At the time, I was fresh out of college working in promotions at MCA Records and a mutual friend introduced us. We were all on the same vibe musically so that was the beginning of the group.

How many years did you guys work together before you released “My Love Is The Shhh!”?
It’s funny because we were ‘Something For The People’ the group and then we were ‘Something For The People’ the production team. We really called producing and writing our day job. We started in 1990, and our first album didn’t actually come out until 1996. In that time span we had three record deals, and two of those times we never made it out.

Who were those deals with?
We first signed with Capitol in 1992. And then, Capitol lost their black music department and we signed to RCA in 1993. The lady the signed us to RCA became the VP at Warner Brothers, and she took us and Eric Benet with her.

Can you explain your songwriting process to me?

Back in the day we were just content with being in the mix with what was going on. When we first started Teddy Riley and the “New Jack Swing” was really prominent, so we were happy to be able to do “New Jack Sing.” Over the course of a few years, we started to develop our own sound and things started to happen organically for us. We would put a track together and Fuzzy the lead singer would do most of the vocals and writing. We never really had any pre thought concepts, we would just write.

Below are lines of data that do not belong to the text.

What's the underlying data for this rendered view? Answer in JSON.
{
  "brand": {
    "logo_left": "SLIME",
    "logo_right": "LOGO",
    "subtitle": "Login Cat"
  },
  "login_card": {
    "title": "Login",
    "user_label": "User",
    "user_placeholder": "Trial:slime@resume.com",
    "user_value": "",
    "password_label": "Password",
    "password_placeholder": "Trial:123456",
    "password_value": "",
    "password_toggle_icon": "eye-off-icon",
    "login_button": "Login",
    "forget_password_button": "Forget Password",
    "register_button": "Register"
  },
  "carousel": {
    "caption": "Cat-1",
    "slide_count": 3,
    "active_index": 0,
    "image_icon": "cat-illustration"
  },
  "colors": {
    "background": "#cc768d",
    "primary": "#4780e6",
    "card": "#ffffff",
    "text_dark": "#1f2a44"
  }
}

The one time we did have a concept, we wrote “My Love Is The Shhh!,” which was our biggest hit. Our concept was about a guy bragging about how good his love is, and a girl responding about how good her love was.

That record had an element of New Jack Swing to it?
Yes, Teddy had a lot of influence on us but honestly at that time that record has a little bounce to it. We were really fans of the southern Hip Hop scene, and we were one of the first R&B groups to incorporate bounce music into R&B.

What projects are you most proud of?
The first record that we worked on that actually came out was the “Give It Up, Turn It Loose” by En Vogue. That one is very dear to me, because it was the first time I heard our work on the radio. After that, I would say working on Brandy’s first album really put us on the map and of course Something For The People is special to me. Another special one which was very cool was “Just the Two of Us” with Will Smith. That record did really did well and were in the video as well. Another one, was Georgy Porgy with Eric Benet and Faith Evans. Working with Neyo was special as well, because It was the beginning of a new decade and his sound was really fresh.

Lets talk about that, because that was around the time we first met. How did you end up meeting Neyo?
My partner Sauce met Neyo in the Studio, Neyo was just tight. He could arrange vocals, write and sing. At the time, I had a home studio and he would come over and we would just work on music all day. Till this day, Neyo is still one of the most talented songwriters I know.

What do you think about the state of R&B?
In terms of its popularity it’s on the down cycle right now, because Pop is the dominant sound. You find more R&B singers crossing over and doing a lot of Pop music, but I’m not mad at it because music changes every decade. R&B was really dominant in the 90’s, but not anymore. Even Hip Hop has transformed into a different sound. Traditional R&B as we know it really doesn’t exist, but eventually things will continue to evolve and it will come back around.

Have you heard Frank Ocean’s “Channel Orange?”
I happened to work with Frank Ocean when he still going by Lonnie Breaux. Frank is talented and he’s a smart kid. He has a some traditional R&B sound, but he has some elements of Pop and Hip Hop infused in his music. I’m really happy for him right now.

After so many years in the game, what gets you excited about music right now?
I like when people experiment and do different things. It’s a new artist name Allan Stone that is really doing some cool things. I like Frank Ocean. I’m just a fan of music man!

What is the best advice you would give and aspiring producer or songwriter?
Before you step into the arena, you have to understand how the business work. If you were going into the hamburger business, you should know how that business works. Do some research and understand how things work. Know what the royalty rate is. Never walk into a business that you know nothing about.